__Task statement__: Look through the material below. Copy every line with the string "fact" in it.

__Supplied material__:

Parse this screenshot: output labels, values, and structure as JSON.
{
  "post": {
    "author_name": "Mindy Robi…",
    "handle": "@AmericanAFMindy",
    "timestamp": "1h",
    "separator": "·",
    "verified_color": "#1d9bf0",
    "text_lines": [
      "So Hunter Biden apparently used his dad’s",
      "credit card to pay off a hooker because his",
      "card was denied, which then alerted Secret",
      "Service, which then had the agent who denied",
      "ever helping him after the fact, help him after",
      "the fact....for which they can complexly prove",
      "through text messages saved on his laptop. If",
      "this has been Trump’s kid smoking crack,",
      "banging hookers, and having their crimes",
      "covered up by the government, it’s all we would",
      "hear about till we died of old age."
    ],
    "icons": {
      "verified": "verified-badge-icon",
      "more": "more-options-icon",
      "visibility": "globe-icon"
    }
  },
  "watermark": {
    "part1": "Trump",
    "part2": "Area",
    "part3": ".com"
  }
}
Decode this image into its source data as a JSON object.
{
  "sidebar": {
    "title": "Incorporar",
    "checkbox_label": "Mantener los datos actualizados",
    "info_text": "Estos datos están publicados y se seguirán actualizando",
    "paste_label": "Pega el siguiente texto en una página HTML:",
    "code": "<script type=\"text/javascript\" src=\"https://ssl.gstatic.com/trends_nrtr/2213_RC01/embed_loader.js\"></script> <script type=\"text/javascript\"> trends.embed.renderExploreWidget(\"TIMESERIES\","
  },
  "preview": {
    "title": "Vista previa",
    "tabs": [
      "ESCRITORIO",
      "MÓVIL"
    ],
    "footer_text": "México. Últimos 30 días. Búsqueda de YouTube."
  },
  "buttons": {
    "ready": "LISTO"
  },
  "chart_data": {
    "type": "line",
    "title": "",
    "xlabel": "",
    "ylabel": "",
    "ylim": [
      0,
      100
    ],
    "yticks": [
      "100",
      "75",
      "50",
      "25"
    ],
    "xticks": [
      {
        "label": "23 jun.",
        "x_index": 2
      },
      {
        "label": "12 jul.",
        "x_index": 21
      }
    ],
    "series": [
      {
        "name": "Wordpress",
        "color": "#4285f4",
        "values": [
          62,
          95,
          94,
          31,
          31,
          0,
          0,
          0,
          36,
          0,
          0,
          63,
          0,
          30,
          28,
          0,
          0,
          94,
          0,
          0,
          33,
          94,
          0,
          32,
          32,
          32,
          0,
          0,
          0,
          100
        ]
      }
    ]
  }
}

__Result for this exercise__:
      "ever helping him after the fact, help him after",
      "the fact....for which they can complexly prove",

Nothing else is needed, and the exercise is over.